But in America there’s always been suspicion of so-called outsiders. There’s always been a pattern of fear, in which the Golden Rule gets thrown out on its ear, and some group living among us becomes an easy target and a convenient scapegoat for problems that are bigger than any one group, problems that in truth come from centers of power like Wall Street or Big Business or the Old Boy’s Network, and these centers of power are like Teflon, hard to touch, can’t touch them. So what do Americans do? They take out their frustrations on the powerless. They beat up on the voiceless. They think that problems with our economy or problems in our families or problems in our schools or other problems are automatically gonna get solved by dividing Americans between who’s legal and who’s illegal…. And that’s fear-based logic. The sort of logic that causes our Governor to sign HB 87 into law and then all of sudden he’s shocked that our farms are in crisis and crops are out in the fields, rotting. But that’s fear-based logic for you!
Many of you know about the federal law known as 287(g) of the Immigration and Nationality Act. This federal law has been on the books since 1996 and was beefed up after 9/11. It’s supposed to make our communities safer. Defend against terrorists. More than 70 police jurisdictions around the country (including Cobb, Gwinnett, Hall, and Whitfield counties here in Georgia) have signed on. But let me ask you, are you feeing any safer? No way! We’re going backwards, not forwards. More fear-based logic. What the record shows is abuse and the opposite of compassion. Federal law opening the door to police judging people by what they look like, by the color of their skin, their accent, the music they listen to. I call that racial profiling. And federal law has opened the door.
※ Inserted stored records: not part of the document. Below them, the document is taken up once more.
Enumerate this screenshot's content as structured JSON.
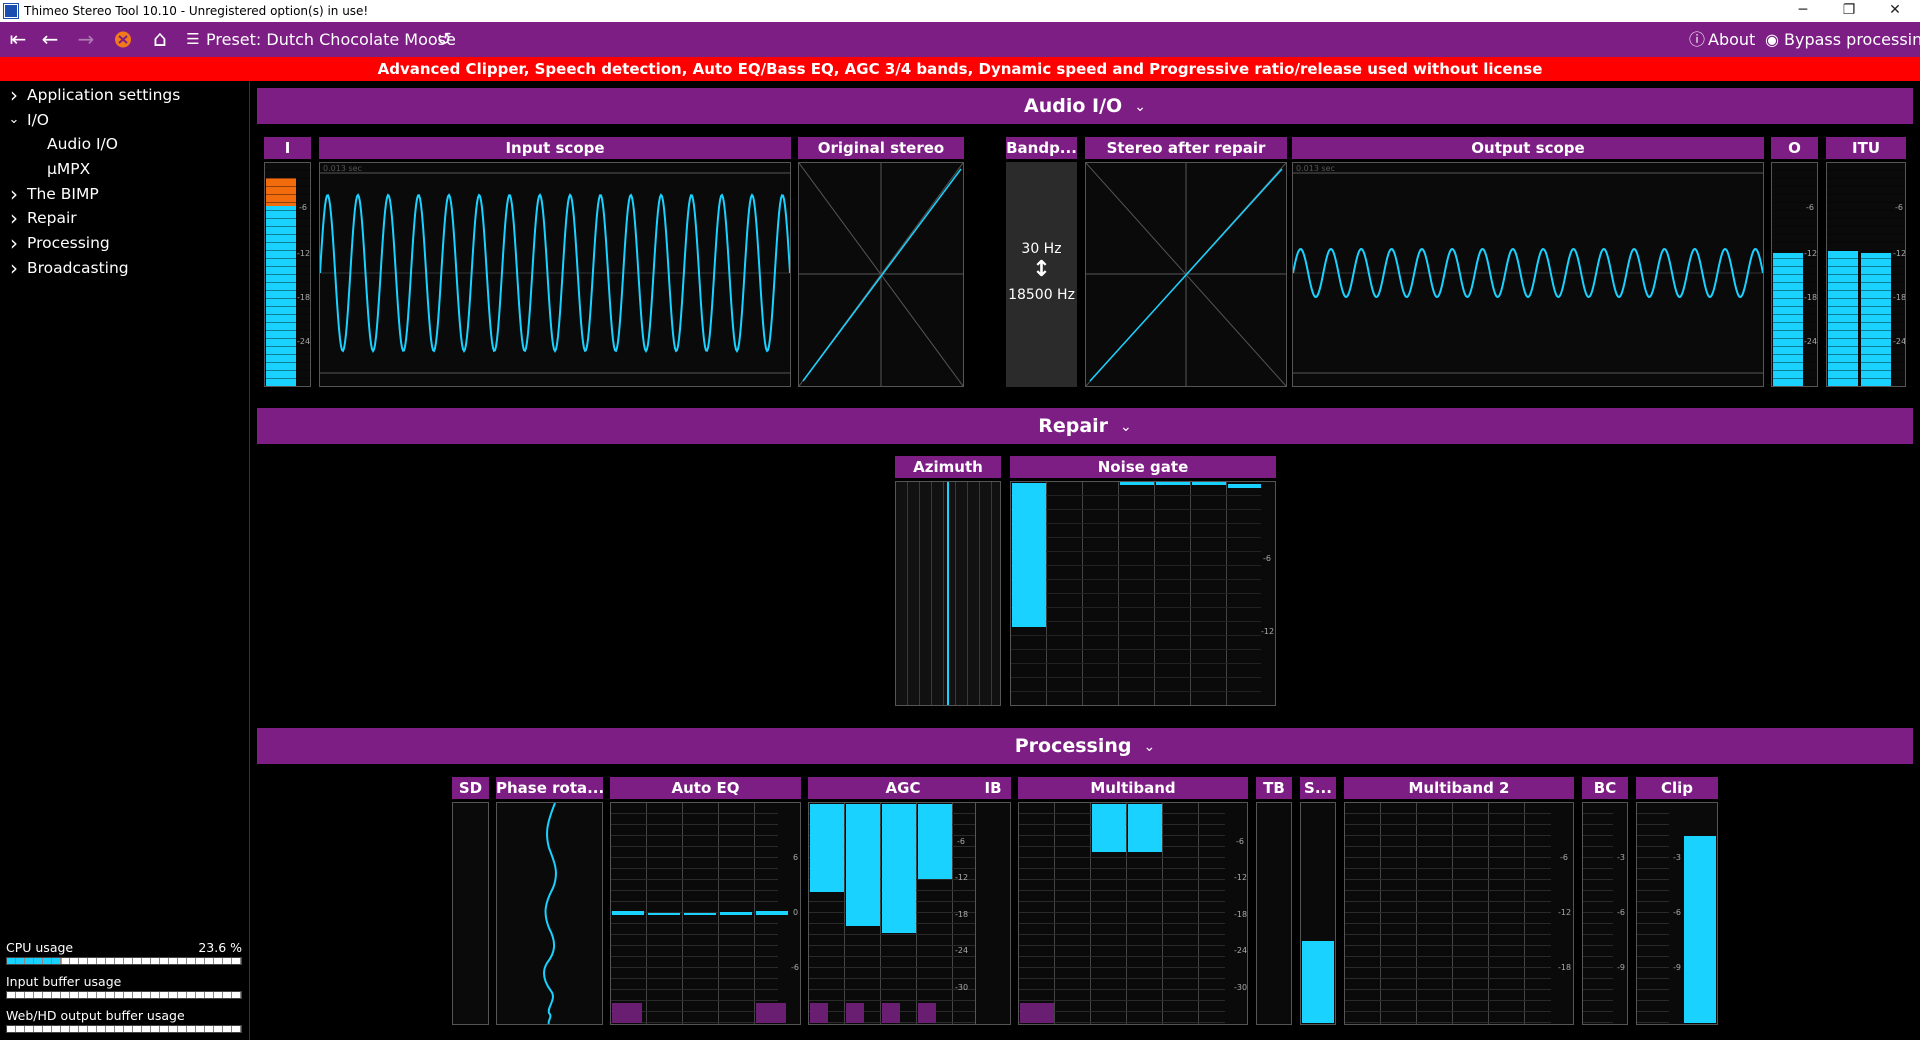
{
  "window": {
    "title": "Thimeo Stereo Tool 10.10 - Unregistered option(s) in use!",
    "minimize": "─",
    "restore": "❐",
    "close": "✕"
  },
  "toolbar": {
    "preset_label": "Preset: Dutch Chocolate Moose",
    "about_label": "About",
    "bypass_label": "Bypass processing"
  },
  "warning": "Advanced Clipper, Speech detection, Auto EQ/Bass EQ, AGC 3/4 bands, Dynamic speed and Progressive ratio/release used without license",
  "sidebar": {
    "items": [
      {
        "label": "Application settings",
        "chevron": "›",
        "level": 0
      },
      {
        "label": "I/O",
        "chevron": "⌄",
        "level": 0
      },
      {
        "label": "Audio I/O",
        "chevron": "",
        "level": 1
      },
      {
        "label": "µMPX",
        "chevron": "",
        "level": 1
      },
      {
        "label": "The BIMP",
        "chevron": "›",
        "level": 0
      },
      {
        "label": "Repair",
        "chevron": "›",
        "level": 0
      },
      {
        "label": "Processing",
        "chevron": "›",
        "level": 0
      },
      {
        "label": "Broadcasting",
        "chevron": "›",
        "level": 0
      }
    ],
    "cpu": {
      "label": "CPU usage",
      "value": "23.6 %",
      "fraction": 0.236
    },
    "input_buffer": {
      "label": "Input buffer usage",
      "fraction": 0.0
    },
    "output_buffer": {
      "label": "Web/HD output buffer usage",
      "fraction": 0.0
    }
  },
  "sections": {
    "audio_io": "Audio I/O",
    "repair": "Repair",
    "processing": "Processing",
    "chevron": "⌄"
  },
  "audio_io": {
    "input_meter": {
      "title": "I",
      "ticks": [
        "-6",
        "-12",
        "-18",
        "-24"
      ]
    },
    "input_scope": {
      "title": "Input scope",
      "time": "0.013 sec"
    },
    "original_stereo": {
      "title": "Original stereo"
    },
    "bandpass": {
      "title": "Bandp...",
      "low": "30 Hz",
      "high": "18500 Hz",
      "arrow": "↕"
    },
    "stereo_after_repair": {
      "title": "Stereo after repair"
    },
    "output_scope": {
      "title": "Output scope",
      "time": "0.013 sec"
    },
    "output_meter": {
      "title": "O",
      "ticks": [
        "-6",
        "-12",
        "-18",
        "-24"
      ]
    },
    "itu_meter": {
      "title": "ITU",
      "ticks": [
        "-6",
        "-12",
        "-18",
        "-24"
      ]
    }
  },
  "repair": {
    "azimuth": {
      "title": "Azimuth"
    },
    "noise_gate": {
      "title": "Noise gate",
      "ticks": [
        "-6",
        "-12"
      ]
    }
  },
  "processing": {
    "sd": {
      "title": "SD"
    },
    "phase": {
      "title": "Phase rota..."
    },
    "auto_eq": {
      "title": "Auto EQ",
      "ticks": [
        "6",
        "0",
        "-6"
      ]
    },
    "agc": {
      "title": "AGC",
      "ticks": [
        "-6",
        "-12",
        "-18",
        "-24",
        "-30"
      ]
    },
    "ib": {
      "title": "IB"
    },
    "multiband": {
      "title": "Multiband",
      "ticks": [
        "-6",
        "-12",
        "-18",
        "-24",
        "-30"
      ]
    },
    "tb": {
      "title": "TB"
    },
    "s": {
      "title": "S..."
    },
    "multiband2": {
      "title": "Multiband 2",
      "ticks": [
        "-6",
        "-12",
        "-18"
      ]
    },
    "bc": {
      "title": "BC",
      "ticks": [
        "-3",
        "-6",
        "-9"
      ]
    },
    "clip": {
      "title": "Clip",
      "ticks": [
        "-3",
        "-6",
        "-9"
      ]
    }
  },
  "colors": {
    "accent": "#7d1e84",
    "meter": "#1ad2ff",
    "warning": "#ff0000",
    "peak": "#f26c0d"
  },
  "icons": {
    "first": "⇤",
    "back": "←",
    "forward": "→",
    "home": "⌂",
    "list": "☰",
    "reload": "↺",
    "info": "ⓘ",
    "bypass": "◉"
  }
}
Federal law, saying it’s OK to burden law enforcement with doing this, leading to a breakdown in any trust whatsoever that the Hispanic community might have had in the police.
Martin Luther King Jr. once said that “Men often hate each other because they fear each other; they fear each other because they don’t know each other; they don’t know each other because they cannot communicate; they cannot communicate because they are separated.” I call this horrible, terrible…. But existing federal law puts us right there.
Are we gonna sit back and let this happen?
Now I know we just saw key provisions in Georgia’s own anti-immigration law blocked. Unfortunately the whole law wasn’t stopped but we’re all glad that Judge Thrash threw out the legality of police to question people about their immigration status as well as the right of police to arrest those who knowingly harbor or transport undocumented immigrants. We’re all glad about this, but it only goes so far. Judge Thrash’s ruling doesn’t even touch what federal law is doing…. And supporters of state law are working like crazy to get Judge Thrash’s decision overturned on appeal.
This journey we’re on is not over by a long shot. We need to transform hearts here in Georgia and in America. That’s the journey before us. Brings to mind a song we Unitarian Universalists sing, called Woyaya: “It will be hard we know, and the road will be muddy and rough, but we will get there, heaven knows how we will get there, but we know we will.”
Do you believe?
We WILL get there.
“The moral test of government,” said statesman Hubert Humphrey, “is how the government treats those who are in the dawn of life, the children; those who are in the twilight of life, the elderly; and those who are in the shadows of life, the sick, the needy, and the handicapped.” To this list add our undocumented immigrant brothers and sisters. They (we) are in the shadows of life also. Government’s proper job and our job is to love them and not to bully them, not to split families apart, not to prevent them from ever experiencing the American Dream for themselves… Our job is love. God made ALL PEOPLE good, not just some….
It’s the Golden Rule. Simple as that. Comes to us from every world religion. And it’s calling us today, calling us all to be Golden in America, and Golden in Georgia. Let us be Golden!